→ Your instructions:
An exact copy of all records is expected, minus the images.
★ ★ ★ ★
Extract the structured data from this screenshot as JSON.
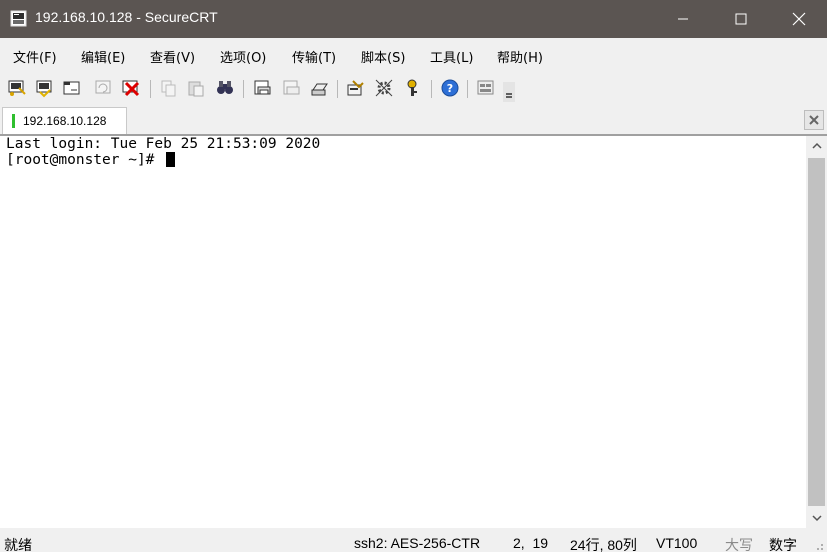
{
  "window": {
    "title": "192.168.10.128 - SecureCRT"
  },
  "menu": {
    "items": [
      {
        "label": "文件(F)"
      },
      {
        "label": "编辑(E)"
      },
      {
        "label": "查看(V)"
      },
      {
        "label": "选项(O)"
      },
      {
        "label": "传输(T)"
      },
      {
        "label": "脚本(S)"
      },
      {
        "label": "工具(L)"
      },
      {
        "label": "帮助(H)"
      }
    ]
  },
  "toolbar": {
    "icons": [
      "connect-icon",
      "quick-connect-icon",
      "connect-in-tab-icon",
      "reconnect-icon",
      "disconnect-icon",
      "copy-icon",
      "paste-icon",
      "find-icon",
      "print-icon",
      "print-selection-icon",
      "print-setup-icon",
      "session-options-icon",
      "global-options-icon",
      "keymap-icon",
      "help-icon",
      "customize-icon",
      "toolbar-overflow-icon"
    ]
  },
  "tabs": [
    {
      "label": "192.168.10.128",
      "status_color": "#2fbf2f"
    }
  ],
  "terminal": {
    "lines": [
      "Last login: Tue Feb 25 21:53:09 2020",
      "[root@monster ~]# "
    ]
  },
  "status": {
    "ready": "就绪",
    "cipher": "ssh2: AES-256-CTR",
    "cursor_pos": "2,  19",
    "dimensions": "24行, 80列",
    "emulation": "VT100",
    "caps": "大写",
    "num": "数字"
  }
}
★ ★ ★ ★
→ Reply:
Extract the structured data from this screenshot as JSON.
{
  "window": {
    "title": "192.168.10.128 - SecureCRT"
  },
  "menu": {
    "items": [
      {
        "label": "文件(F)"
      },
      {
        "label": "编辑(E)"
      },
      {
        "label": "查看(V)"
      },
      {
        "label": "选项(O)"
      },
      {
        "label": "传输(T)"
      },
      {
        "label": "脚本(S)"
      },
      {
        "label": "工具(L)"
      },
      {
        "label": "帮助(H)"
      }
    ]
  },
  "toolbar": {
    "icons": [
      "connect-icon",
      "quick-connect-icon",
      "connect-in-tab-icon",
      "reconnect-icon",
      "disconnect-icon",
      "copy-icon",
      "paste-icon",
      "find-icon",
      "print-icon",
      "print-selection-icon",
      "print-setup-icon",
      "session-options-icon",
      "global-options-icon",
      "keymap-icon",
      "help-icon",
      "customize-icon",
      "toolbar-overflow-icon"
    ]
  },
  "tabs": [
    {
      "label": "192.168.10.128",
      "status_color": "#2fbf2f"
    }
  ],
  "terminal": {
    "lines": [
      "Last login: Tue Feb 25 21:53:09 2020",
      "[root@monster ~]# "
    ]
  },
  "status": {
    "ready": "就绪",
    "cipher": "ssh2: AES-256-CTR",
    "cursor_pos": "2,  19",
    "dimensions": "24行, 80列",
    "emulation": "VT100",
    "caps": "大写",
    "num": "数字"
  }
}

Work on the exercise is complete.